Holly McCamant: Advice to incoming seventh graders
Exactly one year ago, I wrote an advice article to next year’s ninth graders.
They have now survived ninth grade, but if they want advice for next year, I’ve already written about the sophomore slump (it’s going to be a fun year, future sophomores).
This year I am giving advice to next year’s seventh graders. This year, I’ve really gotten to know some sevies (as we call them at FHS), and here are the top ten things new seventh graders should know.
- Things are going to change now. For the next 10 years of your life, people will undergo huge changes, and it starts now. The change can happen all the way till senior year or in one year. This results in a very awkward year. In sports, you have those kids that are mature at that age and can compete at high levels... and the kids who were like me and had the scrawny seventh grade body. There are the drama queens who forget that it’s possible to have a filter on your mouth, and those who think that their peers are incredibly immature. But you know what? It’ll get better. I promise.
- Finding a boyfriend or girlfriend is not important at this time in your life. Most of you guys aren’t emotionally ready, and it doesn’t end well because you two don’t know what to do. The other thing that happens is a relationship where the two people aren’t really that passionate and they have a useless relationship that drags on until one of them realizes that it isn’t worth it.
- Choosing the right friends is extremely important. This is the time where friend groups are sealed up tight. Once your position is set in seventh grade, it’s almost impossible to change. The only time changes do really happen after is when one friend wanders off into the wrong crowd. Hang out with people you want to hang out for the next six years.
- Stay out of drama. As I said, have a filter. Don’t say things that could create any drama unless they are absolutely necessary. People at any age get jealous, but they don’t always know the right way to react in their pre-teens. Seventh graders are way more likely to say something really mean outright than 10th graders; many of them haven’t learned. Don’t hate someone because they’re better at something than you! Your peers will do and say really dumb things, but it is your choice on how to react.

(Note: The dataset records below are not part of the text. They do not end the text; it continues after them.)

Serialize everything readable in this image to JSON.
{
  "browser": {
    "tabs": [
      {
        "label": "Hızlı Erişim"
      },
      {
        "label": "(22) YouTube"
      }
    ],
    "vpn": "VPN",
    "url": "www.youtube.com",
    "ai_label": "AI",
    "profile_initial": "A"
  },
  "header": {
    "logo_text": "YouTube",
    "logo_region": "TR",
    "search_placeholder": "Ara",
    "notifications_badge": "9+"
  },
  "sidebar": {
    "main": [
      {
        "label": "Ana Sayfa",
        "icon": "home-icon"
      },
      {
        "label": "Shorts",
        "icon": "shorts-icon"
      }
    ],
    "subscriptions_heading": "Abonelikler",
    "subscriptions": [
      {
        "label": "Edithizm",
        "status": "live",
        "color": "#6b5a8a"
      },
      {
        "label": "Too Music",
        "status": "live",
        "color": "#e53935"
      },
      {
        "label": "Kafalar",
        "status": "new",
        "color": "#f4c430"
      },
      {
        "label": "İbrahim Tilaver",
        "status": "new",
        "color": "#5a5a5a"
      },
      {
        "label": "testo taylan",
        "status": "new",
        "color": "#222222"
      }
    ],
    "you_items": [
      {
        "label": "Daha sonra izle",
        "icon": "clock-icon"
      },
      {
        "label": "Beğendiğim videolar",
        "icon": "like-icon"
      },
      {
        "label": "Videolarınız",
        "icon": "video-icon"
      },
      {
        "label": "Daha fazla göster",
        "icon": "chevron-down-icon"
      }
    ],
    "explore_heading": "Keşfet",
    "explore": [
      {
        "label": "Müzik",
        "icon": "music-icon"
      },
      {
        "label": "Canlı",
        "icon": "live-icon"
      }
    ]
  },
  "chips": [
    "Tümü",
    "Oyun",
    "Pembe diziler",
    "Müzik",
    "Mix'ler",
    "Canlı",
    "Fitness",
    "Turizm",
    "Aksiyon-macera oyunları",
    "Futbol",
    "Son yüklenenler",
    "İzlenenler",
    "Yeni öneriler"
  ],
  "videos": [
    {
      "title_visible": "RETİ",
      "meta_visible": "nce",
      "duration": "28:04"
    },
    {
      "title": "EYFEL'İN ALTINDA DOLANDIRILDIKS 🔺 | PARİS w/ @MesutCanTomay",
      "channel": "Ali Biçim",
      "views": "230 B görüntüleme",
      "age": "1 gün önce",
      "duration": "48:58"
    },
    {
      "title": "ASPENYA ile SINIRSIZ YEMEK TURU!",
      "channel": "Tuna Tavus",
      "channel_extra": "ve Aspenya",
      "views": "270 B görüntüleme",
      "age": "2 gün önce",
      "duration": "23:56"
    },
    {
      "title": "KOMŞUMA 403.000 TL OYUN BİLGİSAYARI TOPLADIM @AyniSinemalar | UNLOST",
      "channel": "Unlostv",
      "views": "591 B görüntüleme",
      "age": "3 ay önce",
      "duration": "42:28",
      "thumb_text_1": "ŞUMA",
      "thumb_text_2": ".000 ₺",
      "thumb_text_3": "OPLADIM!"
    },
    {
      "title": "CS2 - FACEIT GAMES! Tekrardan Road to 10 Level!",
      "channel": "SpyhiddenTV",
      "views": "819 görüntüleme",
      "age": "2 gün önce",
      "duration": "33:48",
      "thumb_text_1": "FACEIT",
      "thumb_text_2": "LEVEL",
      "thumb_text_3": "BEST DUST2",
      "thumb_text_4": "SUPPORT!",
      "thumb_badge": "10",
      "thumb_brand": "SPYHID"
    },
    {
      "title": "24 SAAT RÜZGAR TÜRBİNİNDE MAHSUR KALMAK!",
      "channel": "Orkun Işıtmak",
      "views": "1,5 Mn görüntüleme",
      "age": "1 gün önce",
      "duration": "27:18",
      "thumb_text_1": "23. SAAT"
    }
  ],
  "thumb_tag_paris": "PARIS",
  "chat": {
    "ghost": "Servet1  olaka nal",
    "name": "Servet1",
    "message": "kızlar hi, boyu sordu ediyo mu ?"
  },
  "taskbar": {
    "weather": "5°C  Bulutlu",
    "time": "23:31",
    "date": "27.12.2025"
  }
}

- Become involved in activities. Find something that you like to do, whether it’s a sport or some random club. Heck, I was really slow at running when I joined cross country in seventh grade. However, I stuck with it and tried out track too. I made so many friends and found something that I may or may not think about 90 percent of the time.
- Don’t worry if you aren’t good at something right away. You aren’t done growing yet, both mentally and physically. If you like something, stick with it, and you will get better.
- Communicate with people in person. This may seem obvious if you are part of a different generation, but I think that this age texting and snapchatting have all of a sudden become primary forms of communication. No, it’s not bad to have interesting text conversations or creative snapchats with your friend. However, they should be a supplement to the conversations and things you do with friends in person.
- Your grades actually do matter now. They will determine if you get into advanced classes. The homework will be more than you are used to. I’d recommend doing it though because the rest of the things you do in class will be much easier and zeros in the gradebook aren’t pretty. This is preparation for high school. Make you mistakes now and learn from them.
- Don’t be afraid to talk to the older kids. In seventh grade track I was the only kid in my grade in varsity since no one else was willing to do my events even though I was really slow. I made a bunch of friends, and older kids actually know stuff and can help you out.
- Enjoy this year. Your homework load may seem heavier, and you may have responsibilities, but you will look back and miss it how easy it was.
It doesn’t seem that long ago when I started seventh grade, and now I just have two more years of high school. Don’t conform yourself, and watch as the years fly by. You will change, but it’s going to be fun.
Holly McCamant is a sophomore at Frazee-Vergas High School.